Applied Physics A

, Volume 61, Issue 3, pp 229–236

Surface properties of solids and surface acoustic waves: Application to chemical sensors and layer characterization


  • V. V. Krylov
    • CRBENottingham Trent University

DOI: 10.1007/BF01538187

Cite this article as:
Krylov, V.V. Appl. Phys. A (1995) 61: 229. doi:10.1007/BF01538187

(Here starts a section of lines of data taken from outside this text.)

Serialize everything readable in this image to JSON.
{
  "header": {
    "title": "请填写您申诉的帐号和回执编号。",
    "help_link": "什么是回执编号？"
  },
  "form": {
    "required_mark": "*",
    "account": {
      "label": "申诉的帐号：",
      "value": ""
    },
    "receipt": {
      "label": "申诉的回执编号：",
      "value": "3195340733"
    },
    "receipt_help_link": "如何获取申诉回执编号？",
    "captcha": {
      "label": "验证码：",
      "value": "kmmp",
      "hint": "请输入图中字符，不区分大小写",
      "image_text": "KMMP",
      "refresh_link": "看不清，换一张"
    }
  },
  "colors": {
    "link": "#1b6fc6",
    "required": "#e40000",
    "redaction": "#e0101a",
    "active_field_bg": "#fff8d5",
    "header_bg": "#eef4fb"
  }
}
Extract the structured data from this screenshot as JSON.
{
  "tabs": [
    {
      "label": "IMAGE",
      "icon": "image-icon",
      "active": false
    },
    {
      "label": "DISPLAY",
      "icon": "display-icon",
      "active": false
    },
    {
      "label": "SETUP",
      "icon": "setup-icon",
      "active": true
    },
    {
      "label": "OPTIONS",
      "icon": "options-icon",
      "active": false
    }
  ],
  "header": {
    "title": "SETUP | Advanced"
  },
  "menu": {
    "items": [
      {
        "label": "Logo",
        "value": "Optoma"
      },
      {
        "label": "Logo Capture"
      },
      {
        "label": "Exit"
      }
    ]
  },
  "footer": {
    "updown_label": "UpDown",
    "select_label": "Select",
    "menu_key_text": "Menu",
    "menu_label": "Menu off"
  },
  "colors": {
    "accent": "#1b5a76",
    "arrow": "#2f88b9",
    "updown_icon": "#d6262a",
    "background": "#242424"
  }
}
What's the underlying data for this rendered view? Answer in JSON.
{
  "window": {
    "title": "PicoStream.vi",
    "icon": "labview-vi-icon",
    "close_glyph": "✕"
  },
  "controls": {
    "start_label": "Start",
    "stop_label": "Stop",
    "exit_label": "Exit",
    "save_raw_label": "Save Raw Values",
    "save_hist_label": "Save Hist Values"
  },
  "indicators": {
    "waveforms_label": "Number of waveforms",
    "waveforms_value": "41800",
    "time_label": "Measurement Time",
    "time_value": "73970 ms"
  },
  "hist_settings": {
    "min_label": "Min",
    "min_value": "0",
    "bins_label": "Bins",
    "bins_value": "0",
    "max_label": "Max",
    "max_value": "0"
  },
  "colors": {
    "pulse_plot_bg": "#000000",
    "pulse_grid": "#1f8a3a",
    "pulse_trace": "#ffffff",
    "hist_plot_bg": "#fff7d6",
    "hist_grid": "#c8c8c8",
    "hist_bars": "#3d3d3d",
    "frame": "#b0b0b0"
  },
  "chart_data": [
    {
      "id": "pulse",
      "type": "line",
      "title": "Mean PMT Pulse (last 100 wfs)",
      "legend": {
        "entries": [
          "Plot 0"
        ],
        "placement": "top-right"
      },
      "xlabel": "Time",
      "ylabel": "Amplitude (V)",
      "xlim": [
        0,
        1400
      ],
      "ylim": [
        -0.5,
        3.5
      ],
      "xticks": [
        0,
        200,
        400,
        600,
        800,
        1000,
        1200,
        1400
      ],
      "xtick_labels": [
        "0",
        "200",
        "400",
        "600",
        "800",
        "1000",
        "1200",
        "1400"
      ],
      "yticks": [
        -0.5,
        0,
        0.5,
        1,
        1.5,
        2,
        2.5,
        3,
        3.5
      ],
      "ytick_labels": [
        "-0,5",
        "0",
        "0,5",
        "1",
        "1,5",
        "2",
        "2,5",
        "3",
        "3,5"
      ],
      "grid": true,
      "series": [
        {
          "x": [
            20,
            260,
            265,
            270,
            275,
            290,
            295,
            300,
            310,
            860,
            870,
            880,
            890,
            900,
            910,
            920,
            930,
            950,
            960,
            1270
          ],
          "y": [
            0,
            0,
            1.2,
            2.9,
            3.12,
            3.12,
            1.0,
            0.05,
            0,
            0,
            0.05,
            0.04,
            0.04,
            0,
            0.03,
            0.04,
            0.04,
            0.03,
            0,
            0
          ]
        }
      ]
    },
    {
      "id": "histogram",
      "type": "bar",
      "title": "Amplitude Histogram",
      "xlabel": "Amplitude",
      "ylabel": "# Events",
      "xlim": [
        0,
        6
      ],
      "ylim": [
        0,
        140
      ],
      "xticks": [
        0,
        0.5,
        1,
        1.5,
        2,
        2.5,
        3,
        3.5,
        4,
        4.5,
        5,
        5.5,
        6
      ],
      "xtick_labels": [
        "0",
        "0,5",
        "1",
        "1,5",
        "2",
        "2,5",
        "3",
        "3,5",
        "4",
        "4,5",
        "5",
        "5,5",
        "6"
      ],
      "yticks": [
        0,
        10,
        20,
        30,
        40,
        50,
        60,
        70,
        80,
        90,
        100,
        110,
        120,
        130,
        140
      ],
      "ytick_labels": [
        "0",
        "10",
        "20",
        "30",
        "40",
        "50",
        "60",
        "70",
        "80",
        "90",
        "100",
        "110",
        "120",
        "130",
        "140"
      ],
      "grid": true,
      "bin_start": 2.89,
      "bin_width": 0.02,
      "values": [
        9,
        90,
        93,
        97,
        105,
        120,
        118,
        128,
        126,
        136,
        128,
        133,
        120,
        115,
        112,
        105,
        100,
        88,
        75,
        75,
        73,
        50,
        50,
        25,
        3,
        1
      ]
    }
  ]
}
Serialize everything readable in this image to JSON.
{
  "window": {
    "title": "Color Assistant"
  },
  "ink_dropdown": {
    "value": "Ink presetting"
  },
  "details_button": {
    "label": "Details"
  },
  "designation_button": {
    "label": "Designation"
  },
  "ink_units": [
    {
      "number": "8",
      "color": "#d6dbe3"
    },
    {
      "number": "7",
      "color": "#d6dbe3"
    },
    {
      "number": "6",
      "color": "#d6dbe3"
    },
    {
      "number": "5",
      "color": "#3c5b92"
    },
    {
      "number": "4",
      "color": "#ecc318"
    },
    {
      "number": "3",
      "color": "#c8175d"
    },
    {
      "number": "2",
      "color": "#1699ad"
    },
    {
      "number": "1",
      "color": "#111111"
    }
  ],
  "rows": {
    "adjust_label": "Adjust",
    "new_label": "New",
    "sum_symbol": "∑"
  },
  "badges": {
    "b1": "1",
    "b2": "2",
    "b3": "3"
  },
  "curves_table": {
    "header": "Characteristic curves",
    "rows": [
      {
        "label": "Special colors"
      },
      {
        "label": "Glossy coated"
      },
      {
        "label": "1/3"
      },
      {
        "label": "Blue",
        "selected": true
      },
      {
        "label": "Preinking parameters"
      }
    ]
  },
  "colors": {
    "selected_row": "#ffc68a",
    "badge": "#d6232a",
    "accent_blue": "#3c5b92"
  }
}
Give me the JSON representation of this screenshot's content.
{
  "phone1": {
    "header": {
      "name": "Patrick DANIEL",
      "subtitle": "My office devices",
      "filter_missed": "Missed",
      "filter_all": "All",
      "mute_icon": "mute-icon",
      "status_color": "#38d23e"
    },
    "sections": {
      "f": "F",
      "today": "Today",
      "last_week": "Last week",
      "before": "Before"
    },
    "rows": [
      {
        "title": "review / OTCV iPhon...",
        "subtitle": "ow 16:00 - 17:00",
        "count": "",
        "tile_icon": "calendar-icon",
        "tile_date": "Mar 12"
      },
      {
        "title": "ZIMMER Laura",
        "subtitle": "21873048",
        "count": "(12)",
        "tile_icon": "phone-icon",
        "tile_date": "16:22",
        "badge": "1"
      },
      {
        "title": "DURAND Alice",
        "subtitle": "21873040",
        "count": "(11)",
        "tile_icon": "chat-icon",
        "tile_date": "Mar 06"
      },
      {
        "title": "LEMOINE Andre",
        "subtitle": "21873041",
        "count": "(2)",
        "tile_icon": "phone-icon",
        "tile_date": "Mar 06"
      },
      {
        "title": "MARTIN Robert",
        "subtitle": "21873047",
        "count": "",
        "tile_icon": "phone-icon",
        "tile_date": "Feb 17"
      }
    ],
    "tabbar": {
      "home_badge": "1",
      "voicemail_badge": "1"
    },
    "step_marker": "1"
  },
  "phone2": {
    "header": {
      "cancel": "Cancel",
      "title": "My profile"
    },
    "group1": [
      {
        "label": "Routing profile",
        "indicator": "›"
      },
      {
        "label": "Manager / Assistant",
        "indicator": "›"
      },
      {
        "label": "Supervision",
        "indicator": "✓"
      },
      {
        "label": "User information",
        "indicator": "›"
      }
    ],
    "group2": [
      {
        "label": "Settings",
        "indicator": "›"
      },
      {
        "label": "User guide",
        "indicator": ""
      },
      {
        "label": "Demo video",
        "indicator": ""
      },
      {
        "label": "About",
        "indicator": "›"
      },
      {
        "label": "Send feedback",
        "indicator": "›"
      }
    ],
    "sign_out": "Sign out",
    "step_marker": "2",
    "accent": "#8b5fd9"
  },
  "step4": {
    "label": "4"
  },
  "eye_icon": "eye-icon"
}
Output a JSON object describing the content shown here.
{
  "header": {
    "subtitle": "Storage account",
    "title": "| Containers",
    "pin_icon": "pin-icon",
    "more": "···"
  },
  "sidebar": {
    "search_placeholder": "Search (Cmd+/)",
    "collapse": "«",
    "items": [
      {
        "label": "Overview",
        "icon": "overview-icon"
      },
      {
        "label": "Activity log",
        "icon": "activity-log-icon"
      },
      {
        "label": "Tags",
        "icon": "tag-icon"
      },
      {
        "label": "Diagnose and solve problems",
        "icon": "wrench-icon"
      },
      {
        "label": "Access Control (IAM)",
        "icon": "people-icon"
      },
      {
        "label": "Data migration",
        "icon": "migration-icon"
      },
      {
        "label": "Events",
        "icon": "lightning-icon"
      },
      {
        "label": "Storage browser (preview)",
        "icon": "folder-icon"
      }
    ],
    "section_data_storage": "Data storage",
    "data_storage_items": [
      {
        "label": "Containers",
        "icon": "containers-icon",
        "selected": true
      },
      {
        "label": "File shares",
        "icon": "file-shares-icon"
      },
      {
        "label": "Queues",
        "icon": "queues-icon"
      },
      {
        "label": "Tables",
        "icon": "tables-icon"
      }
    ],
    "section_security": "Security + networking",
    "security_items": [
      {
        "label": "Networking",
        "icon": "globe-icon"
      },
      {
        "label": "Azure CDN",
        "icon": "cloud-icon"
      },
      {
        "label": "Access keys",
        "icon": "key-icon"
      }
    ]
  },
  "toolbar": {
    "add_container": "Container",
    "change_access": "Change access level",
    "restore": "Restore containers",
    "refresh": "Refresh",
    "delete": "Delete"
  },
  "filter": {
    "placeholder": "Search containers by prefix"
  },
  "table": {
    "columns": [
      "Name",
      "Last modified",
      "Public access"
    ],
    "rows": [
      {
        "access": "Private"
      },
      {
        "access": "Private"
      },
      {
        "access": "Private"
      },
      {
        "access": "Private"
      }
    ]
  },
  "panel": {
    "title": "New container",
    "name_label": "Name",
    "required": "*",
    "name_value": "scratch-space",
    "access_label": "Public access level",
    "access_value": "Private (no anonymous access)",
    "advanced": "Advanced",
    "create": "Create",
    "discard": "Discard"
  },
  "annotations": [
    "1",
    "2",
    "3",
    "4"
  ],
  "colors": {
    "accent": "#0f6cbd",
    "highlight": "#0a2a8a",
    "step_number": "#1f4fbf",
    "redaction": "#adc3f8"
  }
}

A general phenomenological approach is given for the description of mechanical surface properties of solids and their influence on surface acoustic wave propogation. Surface properties under consideration may be changes of the stress distribution in subsurface atomic layers, the presence of adsorbed gas molecules, surface degradation as a result of impacts from an aggressive environment, damage due to mechanical manufacturing or polishing, deposition of thin films or liquid layers, surface corrugations, etc. If the characteristic thickness of the affected layers is much less than the wavelengths of the propagating surface waves, then the effects of all these irregularities can be described by means of non-classical boundary conditions incorporating the integral surface parameters such as surface tension, surface moduli of elasticity and surface mass density. The effect of surface properties on the propagation of Rayleigh surface waves is analysed in comparison with the results of traditional approaches, in particular with Auld's energy perturbation method. One of the important implications of the above-mentioned boudnary conditions is that they are adequate for the description of the effect of rarely distributed adsorbed atoms or molecules. This allows, in particular, to obtain a rigorous theoretical description of chemical sensors using surface acoustic waves and to derive analytical expressions for their sensitivity.



Copyright information

© Springer-Verlag 1995